As far as this blog is concerned we will publish all our research and activities. So far we have added many links (on the right of this page) to useful magazines. We don't subscribe to any of them but they do have lots of good information on their websites, including free reprints of previous articles. we must have a few hundred links on many useful subjects and will order them, for you to look through, in the coming weeks.
To call it an alternative lifestyle would be wrong. For us, there is no alternative. With the UN about to announce that the majority of people in the world now live in urban sprawl, we believe that such a lifestyle is unsustainable. Everybody in the world appears to want to live the American Dream. However, if we all wished to do that then it's not possible as there aren't enough resources on the planet. It amazes us when we read American alternative lifestyle websites and see people proudly announcing how they have just installed an array of photovoltaic solar cells to provide enough electricity for their daily 30kW/h need. Thirty kilowatts???!!! It would take us 10 days to use that much power! If American good lifers live profligately then how is the world's entire population going to live like the average American gas guzzling, pizza packing, consumer behemoth?

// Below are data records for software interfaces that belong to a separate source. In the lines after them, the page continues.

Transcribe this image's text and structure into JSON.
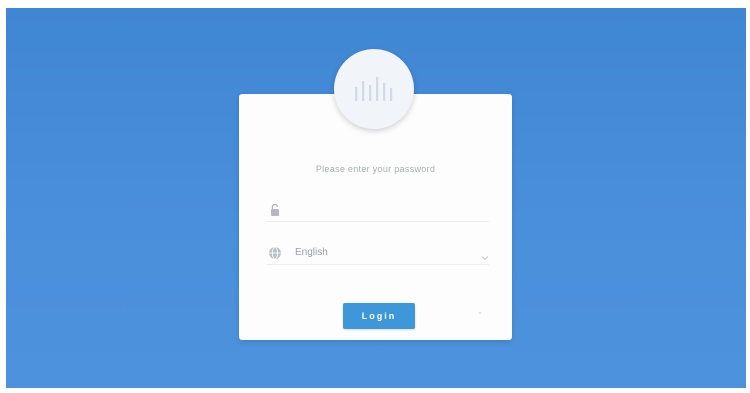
{
  "login": {
    "prompt": "Please enter your password",
    "password": {
      "value": "",
      "placeholder": "",
      "icon": "lock-icon"
    },
    "language": {
      "selected": "English",
      "icon": "globe-icon",
      "dropdown_icon": "chevron-down-icon"
    },
    "submit_label": "Login"
  },
  "colors": {
    "background": "#4a8fdb",
    "card": "#fdfdfd",
    "accent": "#3d97d8",
    "muted_text": "#a9aeb6"
  }
}
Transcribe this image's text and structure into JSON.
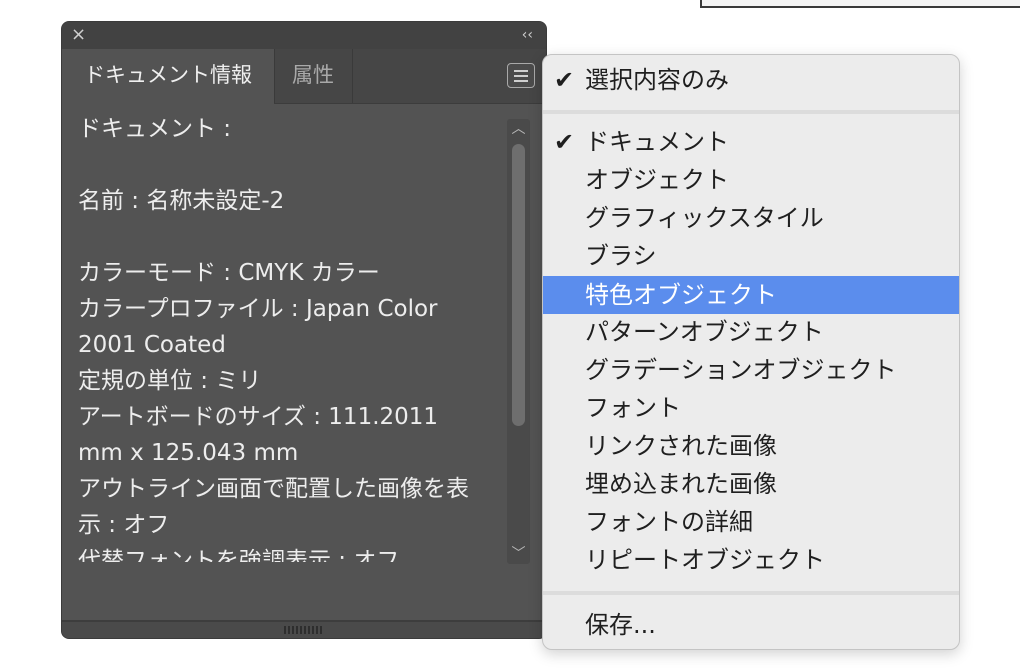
{
  "panel": {
    "close_icon": "×",
    "collapse_icon": "‹‹",
    "tabs": [
      {
        "label": "ドキュメント情報",
        "active": true
      },
      {
        "label": "属性",
        "active": false
      }
    ],
    "menu_icon": "hamburger-menu-icon",
    "content_lines": [
      "ドキュメント :",
      "",
      "名前 : 名称未設定-2",
      "",
      "カラーモード : CMYK カラー",
      "カラープロファイル : Japan Color",
      "2001 Coated",
      "定規の単位 : ミリ",
      "アートボードのサイズ : 111.2011",
      "mm x 125.043 mm",
      "アウトライン画面で配置した画像を表",
      "示 : オフ",
      "代替フォントを強調表示 : オフ"
    ]
  },
  "menu": {
    "items": [
      {
        "label": "選択内容のみ",
        "checked": true
      },
      {
        "label": "ドキュメント",
        "checked": true
      },
      {
        "label": "オブジェクト",
        "checked": false
      },
      {
        "label": "グラフィックスタイル",
        "checked": false
      },
      {
        "label": "ブラシ",
        "checked": false
      },
      {
        "label": "特色オブジェクト",
        "checked": false,
        "highlighted": true
      },
      {
        "label": "パターンオブジェクト",
        "checked": false
      },
      {
        "label": "グラデーションオブジェクト",
        "checked": false
      },
      {
        "label": "フォント",
        "checked": false
      },
      {
        "label": "リンクされた画像",
        "checked": false
      },
      {
        "label": "埋め込まれた画像",
        "checked": false
      },
      {
        "label": "フォントの詳細",
        "checked": false
      },
      {
        "label": "リピートオブジェクト",
        "checked": false
      },
      {
        "label": "保存...",
        "checked": false
      }
    ],
    "check_glyph": "✔",
    "highlight_color": "#5b8ded"
  }
}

No, there's no alternative to what we're doing. We don't call it sustainable living either. We simply call it sensible living. We don't live in squalor though. We live in a modern house. Seven bedrooms and three bathrooms to be precise. And, we still only use 3kW/h of power per day! There's no alternative and we shall detail here what we've done to live sensibly.
Life here is far better than what we had in London. The constant desire for goods and the money to pay for it all. Friends? Well, my mobile phone had two numbers on it. In a mega city population of 12 million my phone had my house number and my parents' number. Here, with just a few thousand spread out over hundreds of square miles, my phone has thirty numbers stored on it. All of them friends, who we meet regularly and who think as we do.
I had a terrible cholesterol problem before coming here. I've now lost over 2 stone (over 30 pounds) in weight. No longer do I eat processed food. We use fresh ingredients, much of it grown on our own land, and it's all healthy eating. More than that. It's cheap. I read an article entitled How cheaply can one eat? and it mentioned one simple thing. The cheaper the food, the more healthy it is for you. Processed food costs a lot and it's bad for you. Plant a few cents worth of seed in the ground and when the vegetables have grown they will be far healthier than a pre-packed meal or takeaway and will have cost next to nothing.
No, there's no alternative to what we're doing. Fifty years from now, Europe will be a different place. With westerners pricing themselves out of their jobs, and the east taking those jobs, we will have to get used to being second class citizens in the world. And that means living sensibly so that you can afford to survive. There is no such thing as self-sufficiency. As Dean Martin sang, "Everybody needs somebody sometime". We can't survive alone. But, with sensible living and a real community spirit, we can survive until the rest of the world has developed and priced itself out of our jobs.
In this blog we will share all our research with you, absolutely free. We're not one of those people who want to profit from green issues as that just seems totally against the whole ethos of what we are doing. It's in our interest for people to do like us and quickly. We left the money grabbing world of The City of London for a better life. Why should we bring our greedy ways with us?
If you have a question. Fire away.